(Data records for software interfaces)
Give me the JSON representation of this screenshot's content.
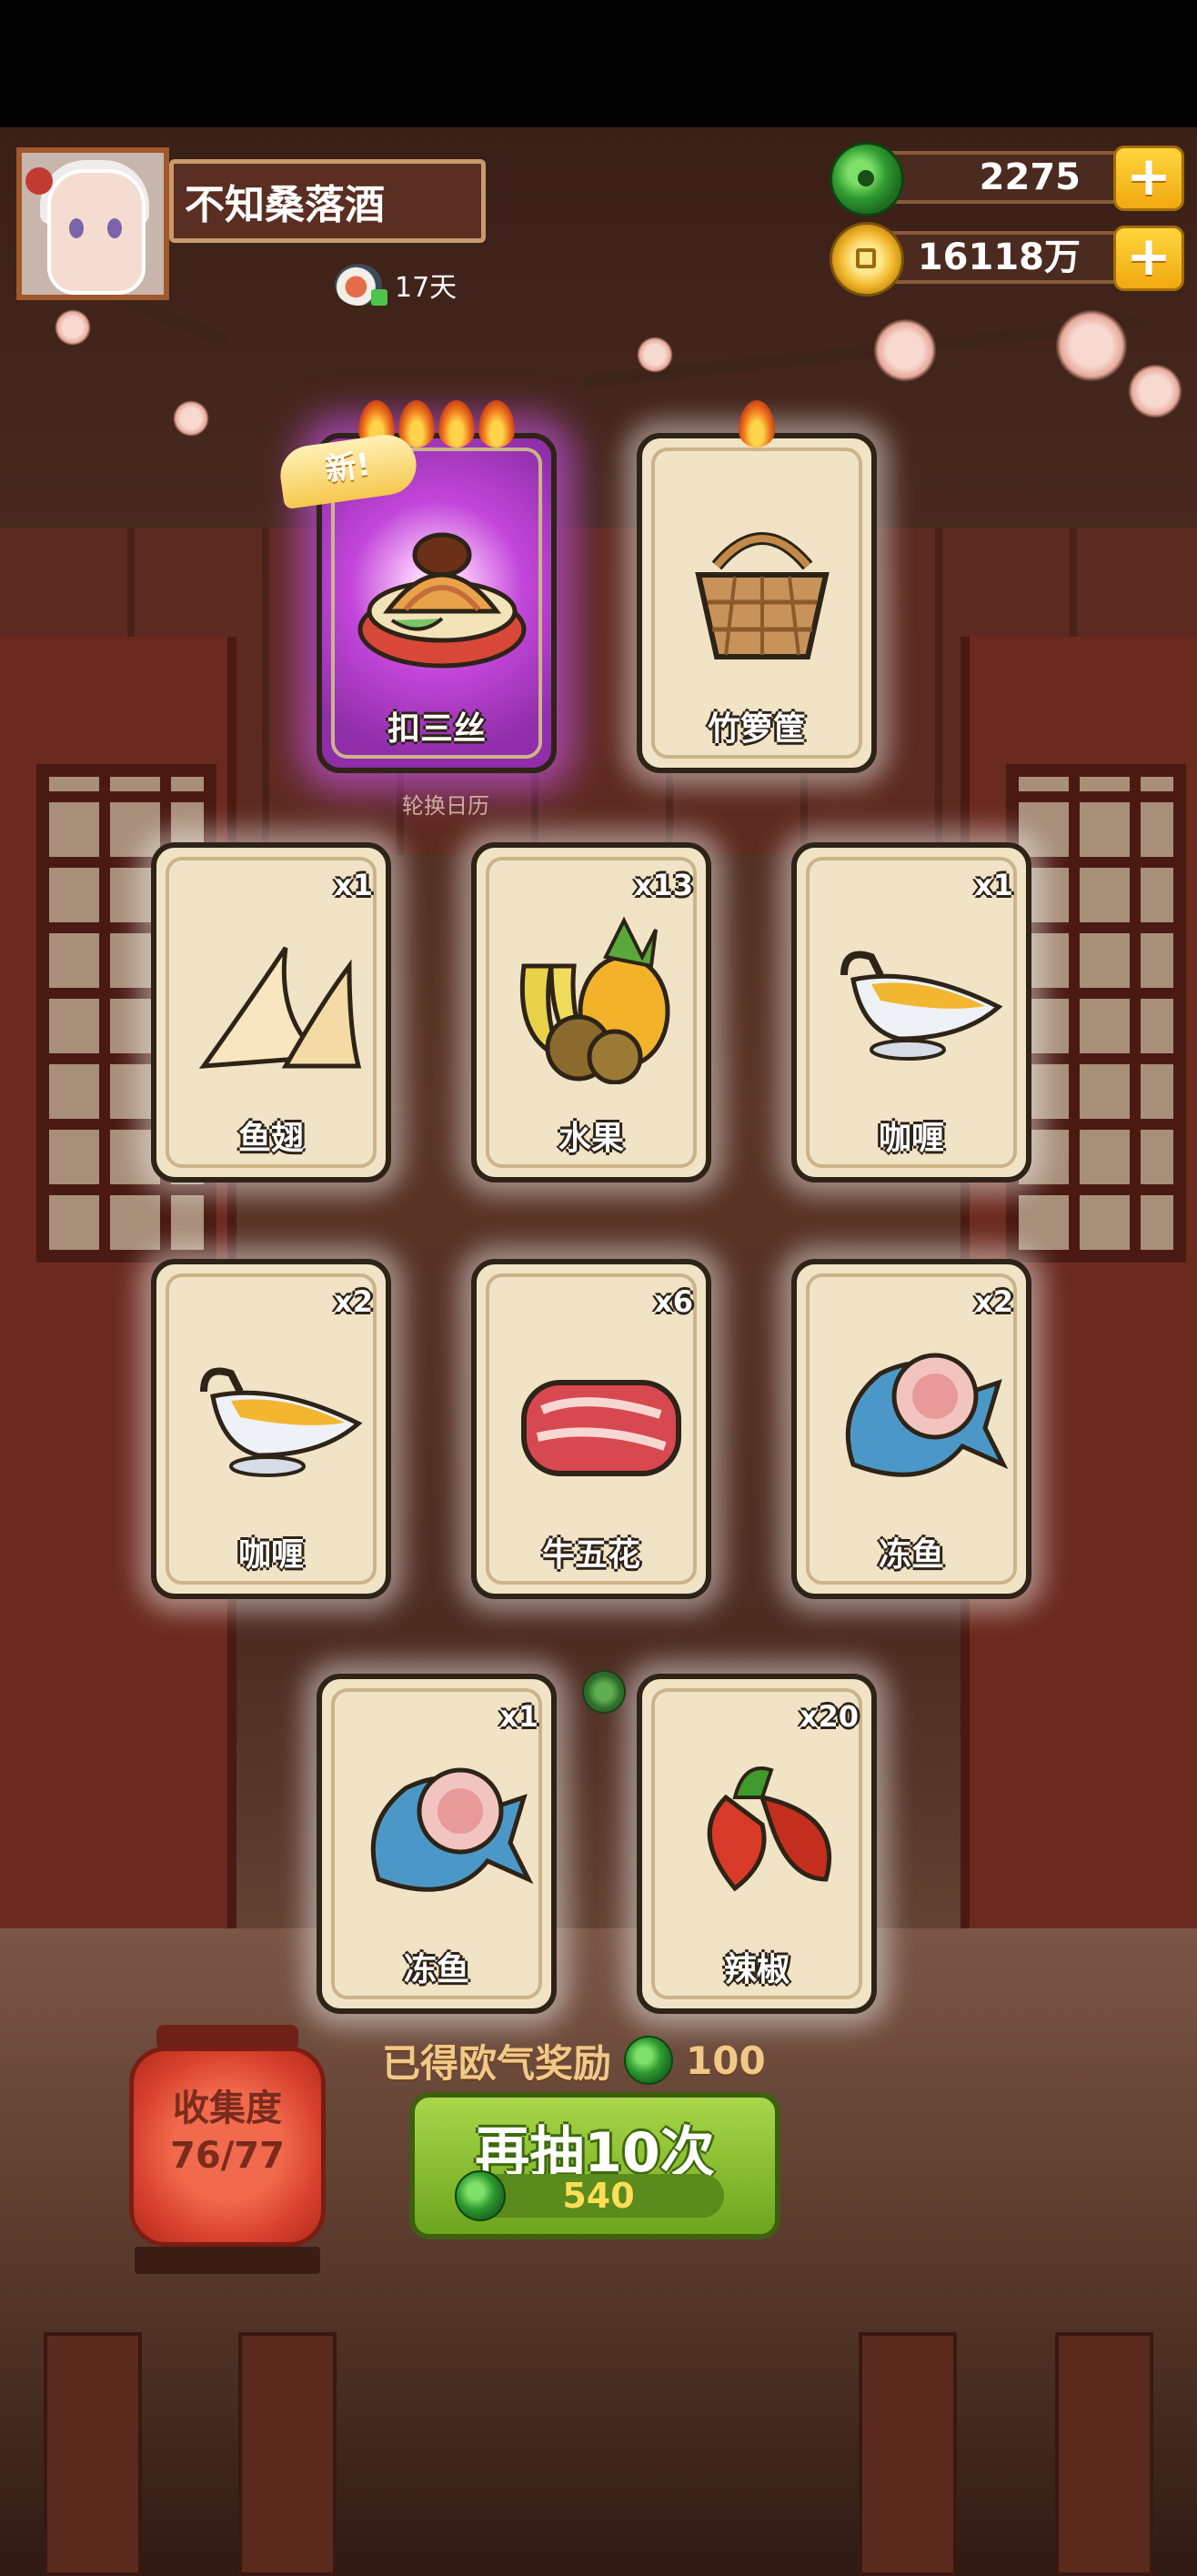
{
  "player": {
    "name": "不知桑落酒",
    "days": "17天"
  },
  "currency": {
    "jade": "2275",
    "coins": "16118万"
  },
  "badges": {
    "new": "新!"
  },
  "calendar_label": "轮换日历",
  "cards": [
    {
      "label": "扣三丝",
      "count": "",
      "flames": 4,
      "rare": true,
      "icon": "dish-icon"
    },
    {
      "label": "竹箩筐",
      "count": "",
      "flames": 1,
      "rare": false,
      "icon": "basket-icon"
    },
    {
      "label": "鱼翅",
      "count": "x1",
      "icon": "fin-icon"
    },
    {
      "label": "水果",
      "count": "x13",
      "icon": "fruit-icon"
    },
    {
      "label": "咖喱",
      "count": "x1",
      "icon": "curry-icon"
    },
    {
      "label": "咖喱",
      "count": "x2",
      "icon": "curry-icon"
    },
    {
      "label": "牛五花",
      "count": "x6",
      "icon": "beef-icon"
    },
    {
      "label": "冻鱼",
      "count": "x2",
      "icon": "fish-icon"
    },
    {
      "label": "冻鱼",
      "count": "x1",
      "icon": "fish-icon"
    },
    {
      "label": "辣椒",
      "count": "x20",
      "icon": "chili-icon"
    }
  ],
  "reward": {
    "label": "已得欧气奖励",
    "amount": "100"
  },
  "draw_button": {
    "label": "再抽10次",
    "cost": "540"
  },
  "collection": {
    "label": "收集度",
    "progress": "76/77"
  }
}
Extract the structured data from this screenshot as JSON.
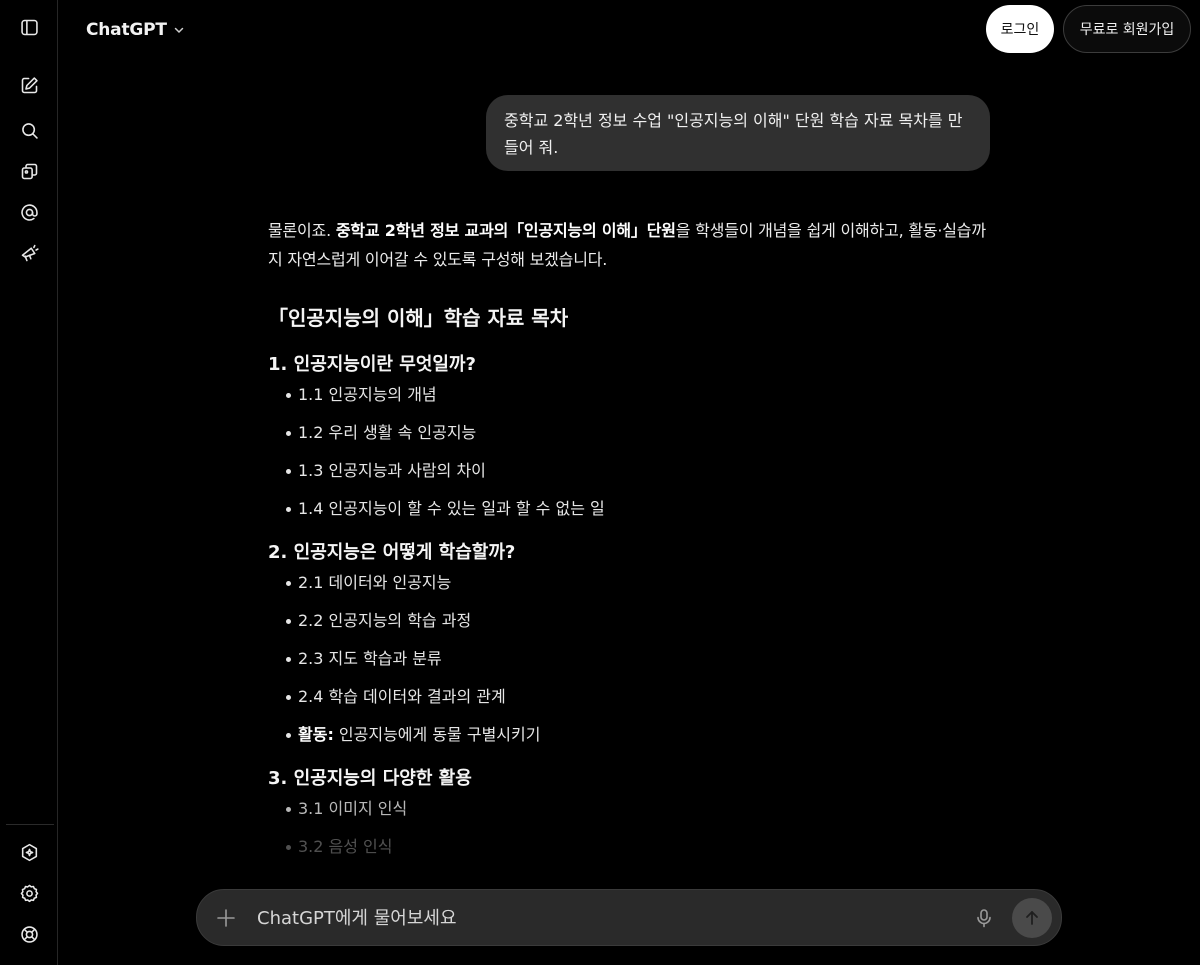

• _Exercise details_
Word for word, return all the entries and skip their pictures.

• _Response_
Give me the JSON representation of this screenshot's content.
{
  "player": {
    "name": "不知桑落酒",
    "days": "17天"
  },
  "currency": {
    "jade": "2275",
    "coins": "16118万"
  },
  "badges": {
    "new": "新!"
  },
  "calendar_label": "轮换日历",
  "cards": [
    {
      "label": "扣三丝",
      "count": "",
      "flames": 4,
      "rare": true,
      "icon": "dish-icon"
    },
    {
      "label": "竹箩筐",
      "count": "",
      "flames": 1,
      "rare": false,
      "icon": "basket-icon"
    },
    {
      "label": "鱼翅",
      "count": "x1",
      "icon": "fin-icon"
    },
    {
      "label": "水果",
      "count": "x13",
      "icon": "fruit-icon"
    },
    {
      "label": "咖喱",
      "count": "x1",
      "icon": "curry-icon"
    },
    {
      "label": "咖喱",
      "count": "x2",
      "icon": "curry-icon"
    },
    {
      "label": "牛五花",
      "count": "x6",
      "icon": "beef-icon"
    },
    {
      "label": "冻鱼",
      "count": "x2",
      "icon": "fish-icon"
    },
    {
      "label": "冻鱼",
      "count": "x1",
      "icon": "fish-icon"
    },
    {
      "label": "辣椒",
      "count": "x20",
      "icon": "chili-icon"
    }
  ],
  "reward": {
    "label": "已得欧气奖励",
    "amount": "100"
  },
  "draw_button": {
    "label": "再抽10次",
    "cost": "540"
  },
  "collection": {
    "label": "收集度",
    "progress": "76/77"
  }
}
Extract the structured data from this screenshot as JSON.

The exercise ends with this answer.